→ What the task requires
Pull every line that includes the word "link" from the data.

→ Supplied information
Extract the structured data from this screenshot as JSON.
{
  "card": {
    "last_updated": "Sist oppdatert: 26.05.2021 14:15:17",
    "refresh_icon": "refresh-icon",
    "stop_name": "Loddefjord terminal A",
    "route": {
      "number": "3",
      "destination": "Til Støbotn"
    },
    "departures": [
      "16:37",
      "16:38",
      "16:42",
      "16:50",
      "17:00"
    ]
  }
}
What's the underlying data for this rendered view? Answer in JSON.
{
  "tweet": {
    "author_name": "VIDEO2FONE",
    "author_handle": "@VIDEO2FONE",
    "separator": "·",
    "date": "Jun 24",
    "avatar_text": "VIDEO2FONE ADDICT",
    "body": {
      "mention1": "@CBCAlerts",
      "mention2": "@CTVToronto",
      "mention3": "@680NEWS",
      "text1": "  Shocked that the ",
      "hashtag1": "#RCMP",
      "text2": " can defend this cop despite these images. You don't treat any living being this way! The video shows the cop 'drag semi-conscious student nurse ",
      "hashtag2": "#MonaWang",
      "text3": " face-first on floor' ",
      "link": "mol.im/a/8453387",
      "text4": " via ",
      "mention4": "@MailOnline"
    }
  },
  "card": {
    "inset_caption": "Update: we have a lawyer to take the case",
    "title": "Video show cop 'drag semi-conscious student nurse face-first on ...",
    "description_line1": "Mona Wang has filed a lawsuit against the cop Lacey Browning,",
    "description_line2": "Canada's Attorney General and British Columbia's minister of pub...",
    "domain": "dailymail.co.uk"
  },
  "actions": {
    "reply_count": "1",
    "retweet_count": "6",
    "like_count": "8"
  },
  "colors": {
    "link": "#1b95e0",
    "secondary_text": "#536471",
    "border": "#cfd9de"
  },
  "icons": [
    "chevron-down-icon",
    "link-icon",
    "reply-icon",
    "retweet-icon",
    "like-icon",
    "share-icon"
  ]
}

→ Result of this task
      "link": "mol.im/a/8453387",
    "link": "#1b95e0",
    "link-icon",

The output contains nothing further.